Grand Rounds Lecture

Ashley Naimi

Assistant Professor of Epidemiology, University of Pittsburgh Graduate School of Public Health

Video available here.

Dr. Ashley Naimi's research falls at the crossroads of causal inference, social epidemiology and human reproduction. Dr. Naimi develops and applies analytic methods to non-experimental data to assess the effectiveness of potential policy interventions to reduce the overall burden of and social disparities in adverse pregnancy and childhood outcomes.

A major focus of his current work is the development, use and interpretation of statistical methods for causal mediation analysis in social epidemiology. He is adapting a variety of modeling techniques to estimate more realistic intervention effects (stochastic mediation contrasts). His approach relies heavily on the principles and concepts of causal inference, comparative effectiveness research and implementation science. The end goal of Dr. Naimi's research is to develop targeted actionable strategies to reduce racial disparities in preterm birth.
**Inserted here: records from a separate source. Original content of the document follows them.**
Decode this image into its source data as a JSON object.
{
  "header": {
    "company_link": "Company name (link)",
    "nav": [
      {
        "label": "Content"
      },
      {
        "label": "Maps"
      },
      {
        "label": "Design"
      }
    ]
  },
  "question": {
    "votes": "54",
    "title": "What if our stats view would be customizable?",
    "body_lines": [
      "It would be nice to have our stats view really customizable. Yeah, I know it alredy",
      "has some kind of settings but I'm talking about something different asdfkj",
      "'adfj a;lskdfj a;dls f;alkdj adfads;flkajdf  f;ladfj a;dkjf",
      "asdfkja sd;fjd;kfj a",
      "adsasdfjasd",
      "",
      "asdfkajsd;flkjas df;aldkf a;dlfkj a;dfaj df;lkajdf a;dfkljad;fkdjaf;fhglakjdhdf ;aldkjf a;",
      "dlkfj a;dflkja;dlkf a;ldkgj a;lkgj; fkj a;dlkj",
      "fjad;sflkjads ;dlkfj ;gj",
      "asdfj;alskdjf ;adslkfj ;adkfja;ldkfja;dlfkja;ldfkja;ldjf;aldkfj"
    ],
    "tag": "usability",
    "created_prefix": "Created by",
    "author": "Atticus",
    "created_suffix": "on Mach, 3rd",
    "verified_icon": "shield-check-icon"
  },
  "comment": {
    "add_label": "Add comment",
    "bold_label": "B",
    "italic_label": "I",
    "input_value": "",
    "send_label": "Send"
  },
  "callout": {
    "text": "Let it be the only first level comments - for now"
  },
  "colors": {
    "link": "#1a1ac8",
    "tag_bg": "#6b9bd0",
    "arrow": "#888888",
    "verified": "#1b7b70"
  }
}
This lecture is hosted by the CUNY SPH Department of Epidemiology & Biostatistics.